Page and application data records:
%%

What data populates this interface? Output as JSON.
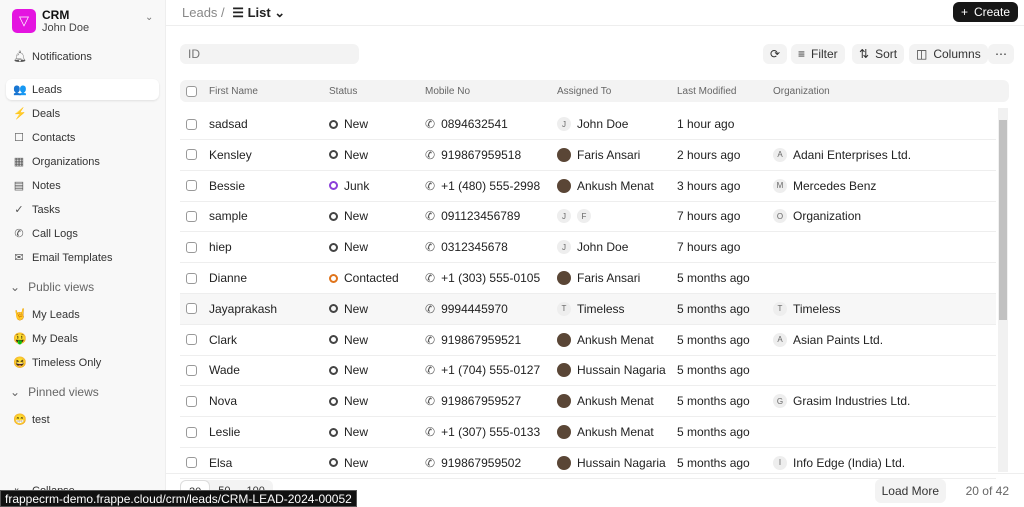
{
  "sidebar": {
    "app": "CRM",
    "user": "John Doe",
    "notifications": "Notifications",
    "items": [
      {
        "label": "Leads",
        "icon": "users-icon",
        "glyph": "👥"
      },
      {
        "label": "Deals",
        "icon": "deals-icon",
        "glyph": "⚡"
      },
      {
        "label": "Contacts",
        "icon": "contacts-icon",
        "glyph": "☐"
      },
      {
        "label": "Organizations",
        "icon": "building-icon",
        "glyph": "▦"
      },
      {
        "label": "Notes",
        "icon": "notes-icon",
        "glyph": "▤"
      },
      {
        "label": "Tasks",
        "icon": "check-icon",
        "glyph": "✓"
      },
      {
        "label": "Call Logs",
        "icon": "phone-icon",
        "glyph": "✆"
      },
      {
        "label": "Email Templates",
        "icon": "mail-icon",
        "glyph": "✉"
      }
    ],
    "public_views_title": "Public views",
    "public_views": [
      {
        "label": "My Leads",
        "emoji": "🤘"
      },
      {
        "label": "My Deals",
        "emoji": "🤑"
      },
      {
        "label": "Timeless Only",
        "emoji": "😆"
      }
    ],
    "pinned_views_title": "Pinned views",
    "pinned_views": [
      {
        "label": "test",
        "emoji": "😁"
      }
    ],
    "collapse": "Collapse"
  },
  "header": {
    "breadcrumb": "Leads /",
    "view": "List",
    "create": "Create"
  },
  "toolbar": {
    "id_placeholder": "ID",
    "filter": "Filter",
    "sort": "Sort",
    "columns": "Columns"
  },
  "columns": [
    "First Name",
    "Status",
    "Mobile No",
    "Assigned To",
    "Last Modified",
    "Organization"
  ],
  "status_colors": {
    "New": "#444444",
    "Junk": "#8b3fd9",
    "Contacted": "#e0741b"
  },
  "rows": [
    {
      "name": "sadsad",
      "status": "New",
      "mobile": "0894632541",
      "assigned": "John Doe",
      "av": "J",
      "modified": "1 hour ago",
      "org": "",
      "oi": ""
    },
    {
      "name": "Kensley",
      "status": "New",
      "mobile": "919867959518",
      "assigned": "Faris Ansari",
      "av": "",
      "modified": "2 hours ago",
      "org": "Adani Enterprises Ltd.",
      "oi": "A"
    },
    {
      "name": "Bessie",
      "status": "Junk",
      "mobile": "+1 (480) 555-2998",
      "assigned": "Ankush Menat",
      "av": "",
      "modified": "3 hours ago",
      "org": "Mercedes Benz",
      "oi": "M"
    },
    {
      "name": "sample",
      "status": "New",
      "mobile": "091123456789",
      "assigned": "",
      "av": "J F",
      "modified": "7 hours ago",
      "org": "Organization",
      "oi": "O"
    },
    {
      "name": "hiep",
      "status": "New",
      "mobile": "0312345678",
      "assigned": "John Doe",
      "av": "J",
      "modified": "7 hours ago",
      "org": "",
      "oi": ""
    },
    {
      "name": "Dianne",
      "status": "Contacted",
      "mobile": "+1 (303) 555-0105",
      "assigned": "Faris Ansari",
      "av": "",
      "modified": "5 months ago",
      "org": "",
      "oi": ""
    },
    {
      "name": "Jayaprakash",
      "status": "New",
      "mobile": "9994445970",
      "assigned": "Timeless",
      "av": "T",
      "modified": "5 months ago",
      "org": "Timeless",
      "oi": "T"
    },
    {
      "name": "Clark",
      "status": "New",
      "mobile": "919867959521",
      "assigned": "Ankush Menat",
      "av": "",
      "modified": "5 months ago",
      "org": "Asian Paints Ltd.",
      "oi": "A"
    },
    {
      "name": "Wade",
      "status": "New",
      "mobile": "+1 (704) 555-0127",
      "assigned": "Hussain Nagaria",
      "av": "",
      "modified": "5 months ago",
      "org": "",
      "oi": ""
    },
    {
      "name": "Nova",
      "status": "New",
      "mobile": "919867959527",
      "assigned": "Ankush Menat",
      "av": "",
      "modified": "5 months ago",
      "org": "Grasim Industries Ltd.",
      "oi": "G"
    },
    {
      "name": "Leslie",
      "status": "New",
      "mobile": "+1 (307) 555-0133",
      "assigned": "Ankush Menat",
      "av": "",
      "modified": "5 months ago",
      "org": "",
      "oi": ""
    },
    {
      "name": "Elsa",
      "status": "New",
      "mobile": "919867959502",
      "assigned": "Hussain Nagaria",
      "av": "",
      "modified": "5 months ago",
      "org": "Info Edge (India) Ltd.",
      "oi": "I"
    }
  ],
  "footer": {
    "page_sizes": [
      "20",
      "50",
      "100"
    ],
    "load_more": "Load More",
    "count": "20 of 42"
  },
  "status_bar": "frappecrm-demo.frappe.cloud/crm/leads/CRM-LEAD-2024-00052"
}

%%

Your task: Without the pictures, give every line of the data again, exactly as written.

Exercise solution:
What data populates this interface? Output as JSON.
{
  "sidebar": {
    "app": "CRM",
    "user": "John Doe",
    "notifications": "Notifications",
    "items": [
      {
        "label": "Leads",
        "icon": "users-icon",
        "glyph": "👥"
      },
      {
        "label": "Deals",
        "icon": "deals-icon",
        "glyph": "⚡"
      },
      {
        "label": "Contacts",
        "icon": "contacts-icon",
        "glyph": "☐"
      },
      {
        "label": "Organizations",
        "icon": "building-icon",
        "glyph": "▦"
      },
      {
        "label": "Notes",
        "icon": "notes-icon",
        "glyph": "▤"
      },
      {
        "label": "Tasks",
        "icon": "check-icon",
        "glyph": "✓"
      },
      {
        "label": "Call Logs",
        "icon": "phone-icon",
        "glyph": "✆"
      },
      {
        "label": "Email Templates",
        "icon": "mail-icon",
        "glyph": "✉"
      }
    ],
    "public_views_title": "Public views",
    "public_views": [
      {
        "label": "My Leads",
        "emoji": "🤘"
      },
      {
        "label": "My Deals",
        "emoji": "🤑"
      },
      {
        "label": "Timeless Only",
        "emoji": "😆"
      }
    ],
    "pinned_views_title": "Pinned views",
    "pinned_views": [
      {
        "label": "test",
        "emoji": "😁"
      }
    ],
    "collapse": "Collapse"
  },
  "header": {
    "breadcrumb": "Leads /",
    "view": "List",
    "create": "Create"
  },
  "toolbar": {
    "id_placeholder": "ID",
    "filter": "Filter",
    "sort": "Sort",
    "columns": "Columns"
  },
  "columns": [
    "First Name",
    "Status",
    "Mobile No",
    "Assigned To",
    "Last Modified",
    "Organization"
  ],
  "status_colors": {
    "New": "#444444",
    "Junk": "#8b3fd9",
    "Contacted": "#e0741b"
  },
  "rows": [
    {
      "name": "sadsad",
      "status": "New",
      "mobile": "0894632541",
      "assigned": "John Doe",
      "av": "J",
      "modified": "1 hour ago",
      "org": "",
      "oi": ""
    },
    {
      "name": "Kensley",
      "status": "New",
      "mobile": "919867959518",
      "assigned": "Faris Ansari",
      "av": "",
      "modified": "2 hours ago",
      "org": "Adani Enterprises Ltd.",
      "oi": "A"
    },
    {
      "name": "Bessie",
      "status": "Junk",
      "mobile": "+1 (480) 555-2998",
      "assigned": "Ankush Menat",
      "av": "",
      "modified": "3 hours ago",
      "org": "Mercedes Benz",
      "oi": "M"
    },
    {
      "name": "sample",
      "status": "New",
      "mobile": "091123456789",
      "assigned": "",
      "av": "J F",
      "modified": "7 hours ago",
      "org": "Organization",
      "oi": "O"
    },
    {
      "name": "hiep",
      "status": "New",
      "mobile": "0312345678",
      "assigned": "John Doe",
      "av": "J",
      "modified": "7 hours ago",
      "org": "",
      "oi": ""
    },
    {
      "name": "Dianne",
      "status": "Contacted",
      "mobile": "+1 (303) 555-0105",
      "assigned": "Faris Ansari",
      "av": "",
      "modified": "5 months ago",
      "org": "",
      "oi": ""
    },
    {
      "name": "Jayaprakash",
      "status": "New",
      "mobile": "9994445970",
      "assigned": "Timeless",
      "av": "T",
      "modified": "5 months ago",
      "org": "Timeless",
      "oi": "T"
    },
    {
      "name": "Clark",
      "status": "New",
      "mobile": "919867959521",
      "assigned": "Ankush Menat",
      "av": "",
      "modified": "5 months ago",
      "org": "Asian Paints Ltd.",
      "oi": "A"
    },
    {
      "name": "Wade",
      "status": "New",
      "mobile": "+1 (704) 555-0127",
      "assigned": "Hussain Nagaria",
      "av": "",
      "modified": "5 months ago",
      "org": "",
      "oi": ""
    },
    {
      "name": "Nova",
      "status": "New",
      "mobile": "919867959527",
      "assigned": "Ankush Menat",
      "av": "",
      "modified": "5 months ago",
      "org": "Grasim Industries Ltd.",
      "oi": "G"
    },
    {
      "name": "Leslie",
      "status": "New",
      "mobile": "+1 (307) 555-0133",
      "assigned": "Ankush Menat",
      "av": "",
      "modified": "5 months ago",
      "org": "",
      "oi": ""
    },
    {
      "name": "Elsa",
      "status": "New",
      "mobile": "919867959502",
      "assigned": "Hussain Nagaria",
      "av": "",
      "modified": "5 months ago",
      "org": "Info Edge (India) Ltd.",
      "oi": "I"
    }
  ],
  "footer": {
    "page_sizes": [
      "20",
      "50",
      "100"
    ],
    "load_more": "Load More",
    "count": "20 of 42"
  },
  "status_bar": "frappecrm-demo.frappe.cloud/crm/leads/CRM-LEAD-2024-00052"
}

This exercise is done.